The fund will also go toward supporting mental wellness counselling for frontline staff and local residents.
Elsewhere in the community, people are finding different ways to help. Aaron Shaw is a local arborist who has lived in Bobcaygeon for 43 years. For almost three weeks his work truck has served a different purpose. He and a half-dozen other locals have been delivering groceries free of charge to seniors in the area, completing upwards of 30 deliveries a day.
When reached for comment shortly after 9 a.m., he’s in his truck, having just completed a delivery, with three more en route.
“It’s devastating,” he says, of the feeling around town. “This is a small community. I’ve never seen anything like it. It’s sad.
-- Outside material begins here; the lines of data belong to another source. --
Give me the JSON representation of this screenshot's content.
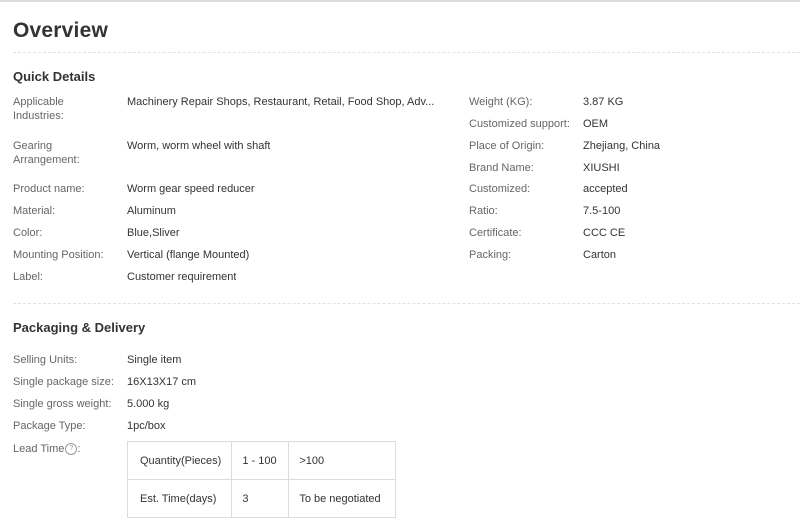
{
  "page": {
    "title": "Overview"
  },
  "quick_details": {
    "title": "Quick Details",
    "left": [
      {
        "label": "Applicable\nIndustries:",
        "value": "Machinery Repair Shops, Restaurant, Retail, Food Shop, Adv..."
      },
      {
        "label": "Gearing\nArrangement:",
        "value": "Worm, worm wheel with shaft"
      },
      {
        "label": "Product name:",
        "value": "Worm gear speed reducer"
      },
      {
        "label": "Material:",
        "value": "Aluminum"
      },
      {
        "label": "Color:",
        "value": "Blue,Sliver"
      },
      {
        "label": "Mounting Position:",
        "value": "Vertical (flange Mounted)"
      },
      {
        "label": "Label:",
        "value": "Customer requirement"
      }
    ],
    "right": [
      {
        "label": "Weight (KG):",
        "value": "3.87 KG"
      },
      {
        "label": "Customized support:",
        "value": "OEM"
      },
      {
        "label": "Place of Origin:",
        "value": "Zhejiang, China"
      },
      {
        "label": "Brand Name:",
        "value": "XIUSHI"
      },
      {
        "label": "Customized:",
        "value": "accepted"
      },
      {
        "label": "Ratio:",
        "value": "7.5-100"
      },
      {
        "label": "Certificate:",
        "value": "CCC CE"
      },
      {
        "label": "Packing:",
        "value": "Carton"
      }
    ]
  },
  "packaging": {
    "title": "Packaging & Delivery",
    "rows": [
      {
        "label": "Selling Units:",
        "value": "Single item"
      },
      {
        "label": "Single package size:",
        "value": "16X13X17 cm"
      },
      {
        "label": "Single gross weight:",
        "value": "5.000 kg"
      },
      {
        "label": "Package Type:",
        "value": "1pc/box"
      }
    ],
    "lead_time": {
      "label": "Lead Time",
      "help_icon": "question-circle-icon",
      "help_glyph": "?",
      "table": [
        [
          "Quantity(Pieces)",
          "1 - 100",
          ">100"
        ],
        [
          "Est. Time(days)",
          "3",
          "To be negotiated"
        ]
      ]
    }
  }
}
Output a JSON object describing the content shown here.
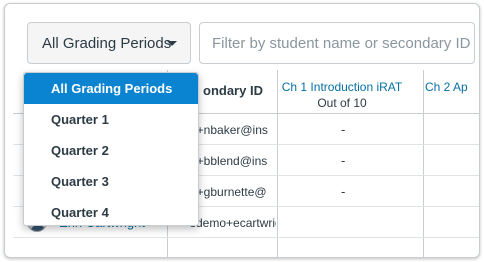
{
  "toolbar": {
    "period_selected": "All Grading Periods",
    "search_placeholder": "Filter by student name or secondary ID"
  },
  "dropdown": {
    "items": [
      {
        "label": "All Grading Periods",
        "active": true
      },
      {
        "label": "Quarter 1",
        "active": false
      },
      {
        "label": "Quarter 2",
        "active": false
      },
      {
        "label": "Quarter 3",
        "active": false
      },
      {
        "label": "Quarter 4",
        "active": false
      }
    ]
  },
  "grid": {
    "secondary_header": "ondary ID",
    "columns": [
      {
        "title": "Ch 1 Introduction iRAT",
        "sub": "Out of 10"
      },
      {
        "title": "Ch 2 Ap",
        "sub": ""
      }
    ],
    "rows": [
      {
        "secondary": "o+nbaker@ins",
        "score": "-"
      },
      {
        "secondary": "o+bblend@ins",
        "score": "-"
      },
      {
        "secondary": "o+gburnette@",
        "score": "-"
      },
      {
        "name": "Erin Cartwright",
        "secondary": "sdemo+ecartwright",
        "score": ""
      }
    ]
  },
  "colors": {
    "accent": "#0a84d1",
    "link": "#0770a3",
    "text": "#2d3b45",
    "border": "#c7cdd1"
  }
}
But the big thing I’m getting out of it is seeing how many people are coming together. It’s beautiful to see.”
The community has also been donating tablets to the remaining Pinecrest residents so they can video-call their families. Shaw was also behind the live stream event of the final Tragically Hip concert that was broadcast in the town during the summer of 2016. Before the pandemic hit, most people, if they knew of Bobcaygeon at all, knew about it because of the eponymous song.
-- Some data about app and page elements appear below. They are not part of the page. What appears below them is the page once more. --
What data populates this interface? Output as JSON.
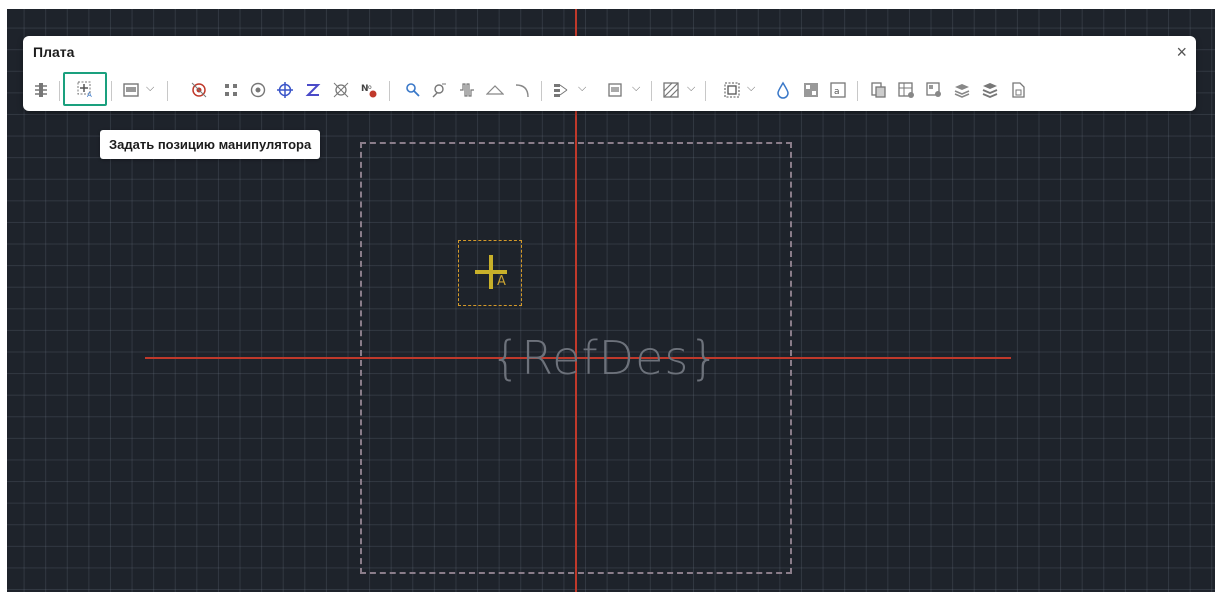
{
  "panel": {
    "title": "Плата",
    "close_glyph": "×",
    "tools": [
      {
        "name": "component-pins-icon"
      },
      {
        "name": "set-manipulator-position-icon",
        "active": true
      },
      {
        "name": "board-frame-icon",
        "dropdown": true
      },
      {
        "name": "target-point-icon"
      },
      {
        "name": "grid-pads-icon"
      },
      {
        "name": "via-icon"
      },
      {
        "name": "crosshair-icon"
      },
      {
        "name": "route-icon"
      },
      {
        "name": "autoplace-icon"
      },
      {
        "name": "numbering-icon"
      },
      {
        "name": "zoom-search-icon"
      },
      {
        "name": "measure-icon"
      },
      {
        "name": "trace-tune-icon"
      },
      {
        "name": "arc-triangle-icon"
      },
      {
        "name": "arc-icon"
      },
      {
        "name": "layer-stack-icon",
        "dropdown": true
      },
      {
        "name": "footprint-icon",
        "dropdown": true
      },
      {
        "name": "hatch-fill-icon",
        "dropdown": true
      },
      {
        "name": "keepout-area-icon",
        "dropdown": true
      },
      {
        "name": "drop-icon"
      },
      {
        "name": "qr-icon"
      },
      {
        "name": "text-frame-icon"
      },
      {
        "name": "copy-layers-icon"
      },
      {
        "name": "table-icon"
      },
      {
        "name": "components-add-icon"
      },
      {
        "name": "layers-icon"
      },
      {
        "name": "layers-alt-icon"
      },
      {
        "name": "document-icon"
      }
    ]
  },
  "tooltip": {
    "text": "Задать позицию манипулятора"
  },
  "canvas": {
    "refdes_label": "{RefDes}",
    "origin_letter": "A",
    "colors": {
      "background": "#1e232b",
      "axis": "#c0392b",
      "board_outline": "#8a7d8a",
      "origin_marker": "#c8b02a",
      "accent_active": "#1aa07e"
    }
  }
}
“We’re known as the Hip town, but right now we’re known as the epidemic centre of it all,” he says. “But we will be known as the Hip town again. Mark my words.”
The downtown strip is empty now. Some residents remain fearful of leaving their homes. Many are unsure just how widely the virus might have spread and how safe it is to venture out.
Many of Bobcaygeon’s local businesses are seasonal, entirely dependent on the summer rush. Like everything else, it’s still uncertain what impact the coronavirus will have on the usual tourist season.
“There’s so much information that’s coming in, so we’re working as a group and we’re finding it helpful to support each other and share information and knowledge that we can then push out to our local businesses,” says Denise Benning-reid, the manager of the Bobcaygeon Chamber of Commerce. “But there’s so much community support and love that’s coming out of it. It feels like a very Canadian thing.”
The crisis at Pinecrest has altered any sense of normalcy, and an inquest could come in the months ahead, but the resolve of the community remains undeterred.
Last Sunday, The Tragically Hits, a local cover band, organized a community-wide singalong. Shortly before 6 p.m., front doors across the community began to creak open. People gathered on their porches, in their driveways, in the middle of barren streets, and their voices carried the eponymous song that the nation has come to know.
It was only a few summers ago that the downtown core was jammed with thousands of residents and visiting cottagers, all gathered to celebrate the Hip, and the spirit of this small town. That evening, the Hip waited until deep in their set to strum those familiar chords. The summer sky had shifted to deep ocean blue, and the street was alight with Gord Downie’s image and alive with the sound of his voice. When he stopped singing, the crowd kept going.
Their voices echoed across the night, as the nation listened in. Someday soon, they will echo again.
THERE WAS NO STAFF BECAUSE PEOPLE WERE SICK AND THEN THERE WAS NOBODY TO TAKE CARE OF THE PEOPLE. NOBODY.